## Exercise
Where does the string "Camera" appear in the records? Copy every line that contains it.

## Data under study
○ ○ ○ ○

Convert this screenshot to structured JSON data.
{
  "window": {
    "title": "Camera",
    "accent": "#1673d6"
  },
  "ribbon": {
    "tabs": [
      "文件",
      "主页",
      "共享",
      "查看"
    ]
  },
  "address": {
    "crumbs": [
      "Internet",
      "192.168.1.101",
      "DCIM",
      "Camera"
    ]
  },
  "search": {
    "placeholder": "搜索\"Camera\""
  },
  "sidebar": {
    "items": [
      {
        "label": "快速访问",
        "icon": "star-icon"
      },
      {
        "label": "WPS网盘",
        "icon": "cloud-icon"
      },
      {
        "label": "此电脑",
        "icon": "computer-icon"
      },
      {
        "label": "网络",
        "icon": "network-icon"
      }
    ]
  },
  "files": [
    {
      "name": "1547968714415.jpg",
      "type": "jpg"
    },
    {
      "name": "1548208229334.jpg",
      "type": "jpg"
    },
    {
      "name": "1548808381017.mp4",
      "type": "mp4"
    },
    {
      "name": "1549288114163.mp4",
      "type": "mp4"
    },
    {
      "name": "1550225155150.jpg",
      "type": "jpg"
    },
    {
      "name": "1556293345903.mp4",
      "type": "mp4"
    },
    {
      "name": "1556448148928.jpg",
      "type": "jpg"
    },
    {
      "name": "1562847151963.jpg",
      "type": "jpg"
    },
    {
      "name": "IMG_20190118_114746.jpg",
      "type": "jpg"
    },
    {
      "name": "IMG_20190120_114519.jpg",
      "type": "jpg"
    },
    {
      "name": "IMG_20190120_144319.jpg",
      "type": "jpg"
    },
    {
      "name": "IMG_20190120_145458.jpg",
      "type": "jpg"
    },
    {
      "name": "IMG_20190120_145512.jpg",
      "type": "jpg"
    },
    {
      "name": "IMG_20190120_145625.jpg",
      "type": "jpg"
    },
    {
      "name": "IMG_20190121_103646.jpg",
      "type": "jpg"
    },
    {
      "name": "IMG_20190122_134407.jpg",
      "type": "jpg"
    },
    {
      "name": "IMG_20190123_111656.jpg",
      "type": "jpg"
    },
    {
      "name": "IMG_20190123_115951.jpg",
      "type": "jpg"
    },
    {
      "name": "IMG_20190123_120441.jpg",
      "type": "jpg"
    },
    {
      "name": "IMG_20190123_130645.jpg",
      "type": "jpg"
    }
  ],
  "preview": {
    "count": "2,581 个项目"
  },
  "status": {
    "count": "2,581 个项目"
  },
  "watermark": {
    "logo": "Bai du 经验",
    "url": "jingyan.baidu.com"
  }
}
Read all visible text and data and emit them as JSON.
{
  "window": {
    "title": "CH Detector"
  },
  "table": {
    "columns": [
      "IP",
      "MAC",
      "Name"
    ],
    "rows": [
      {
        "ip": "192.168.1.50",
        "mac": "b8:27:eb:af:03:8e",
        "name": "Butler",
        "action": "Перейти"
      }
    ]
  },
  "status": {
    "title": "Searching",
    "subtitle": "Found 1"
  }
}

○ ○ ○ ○

## Response box
    "title": "Camera",
      "Camera"
    "placeholder": "搜索\"Camera\""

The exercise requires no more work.